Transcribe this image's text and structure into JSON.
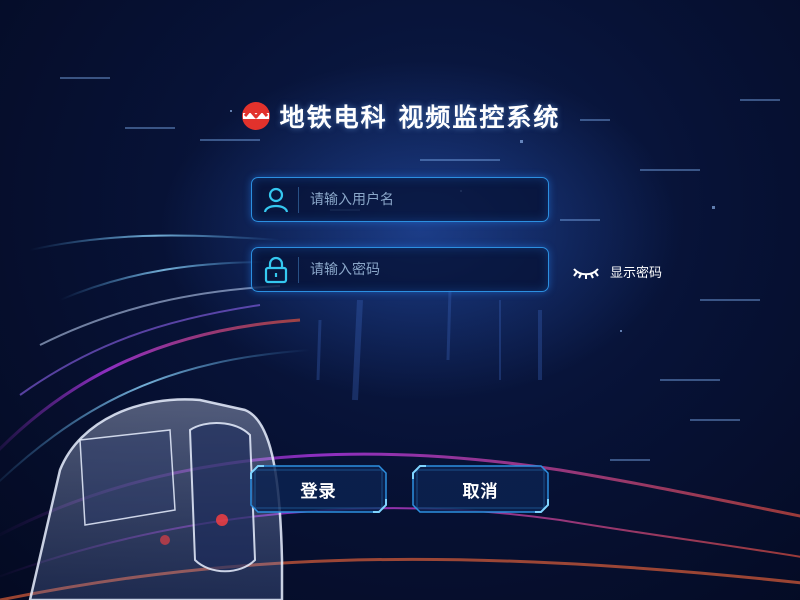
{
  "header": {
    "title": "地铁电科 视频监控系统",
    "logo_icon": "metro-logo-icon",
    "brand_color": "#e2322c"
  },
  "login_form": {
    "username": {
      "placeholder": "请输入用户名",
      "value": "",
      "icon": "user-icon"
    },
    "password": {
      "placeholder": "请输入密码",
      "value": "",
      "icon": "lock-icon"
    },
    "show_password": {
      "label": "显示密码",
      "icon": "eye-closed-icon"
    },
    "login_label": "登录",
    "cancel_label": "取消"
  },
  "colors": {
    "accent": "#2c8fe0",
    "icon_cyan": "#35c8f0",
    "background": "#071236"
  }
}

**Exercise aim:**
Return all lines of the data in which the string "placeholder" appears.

**Written solution:**
      "placeholder": "请输入用户名",
      "placeholder": "请输入密码",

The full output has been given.